Stamp duty: Family farm exemption

Agribusinses Insights

A farm is a significant, if not the most significant, asset held by many farming families.Stamp duty: Family farm exemption

Ensuring that the farm and farming business are passed down to the next generation of farmers within a family without a substantial stamp duty cost requires careful up-front and ongoing planning, typically with the support of an experienced adviser.


Whether for succession planning or asset structuring, there are several reasons why you may want to transfer your farm out of your own name or the entity operating the farming business and to a relative or, in some cases, a family trust.

In each of the five mainland states, it is possible for such a transfer to be duty-free, though there are different rules across each state to be mindful of.

The table below is only intended to be a high-level guide of the main requirements that exist in each state and not all requirements are listed below. Therefore, it is crucial that all requirements for the exemption are satisfied prior to transferring the farm, as a failure to meet even one requirement can result in the imposition of a hefty stamp duty bill on the transfer.

Main requirements for a duty-free farm transfer:

Requirements NSW QLD VIC WA SA
The land must be used for primary production 
  •  
  •  
  •  
  •  
  •  
The transferor (or person directing the transferor) must be a relative of the transferee
  •  
  •  
  •  
  •  
  •  
Pre-transfer, primary production business needed to have been carried out by the relative
  •  
  •  
No
  •  
  •  
Post-transfer, primary production business needs to be carried out by the transferee
  •  
  •  
No
  •  

No

 

What is a relative?

A relative for these purposes will generally always include:

  • Grandparent and child or grandchild; 
  • Child and parent or grandparent;
  • Brother and sister (including in-laws); 
  • Spouses or a spouse of any person referred to above, including those legally married, domestic partners, or de facto.  

State-specific rules

Some states such as Queensland also include cousins and, in other states such as Western Australia, stepchildren and step-parents are also included as relatives. Although, this is not the case in every state.

Also in Queensland and Western Australia, related farming equipment and water allocations can also be transferred with the farm without a duty cost. 

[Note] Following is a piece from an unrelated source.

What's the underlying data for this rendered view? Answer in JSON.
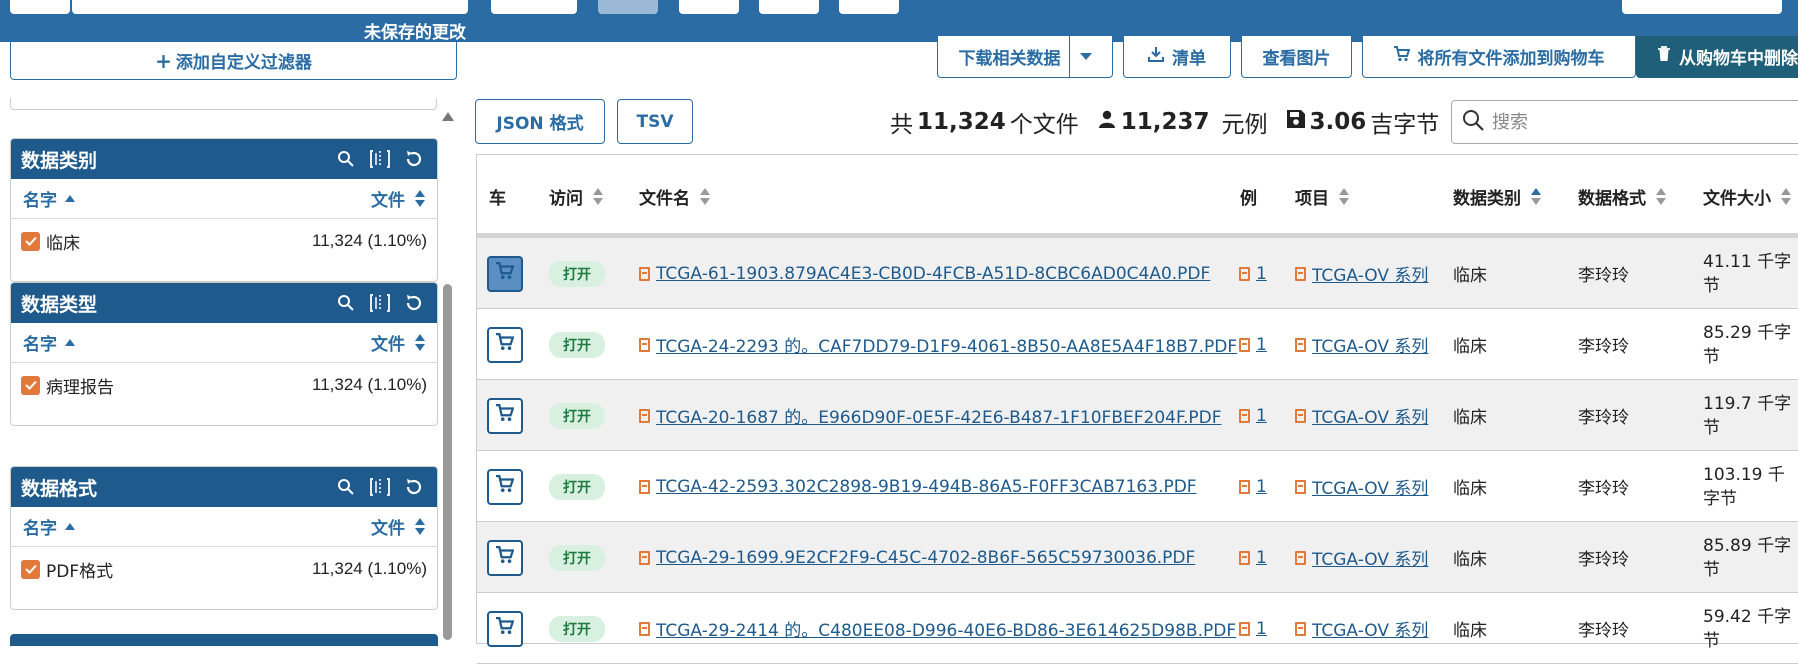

In New South Wales, Victoria, or South Australia, either or both transferor and transferee can be a family or unit trust, a private company, or even a self-managed superannuation fund. However, the rules in each state where one or both of the parties is not a natural person vary markedly, so this should be confirmed prior to executing any documents. 

Finally, Western Australia and South Australia impose time limits around how long a farming business needs to be carried on either pre or post-transfer for the transaction to be eligible for exemption.

While there is some commonality around the requirements of a stamp duty-free inter-generational transfer of a family farm, there are nuances in each state that must be considered before executing any transaction document.

For more information

If you would like to know more, please reach out to your local RSM adviser.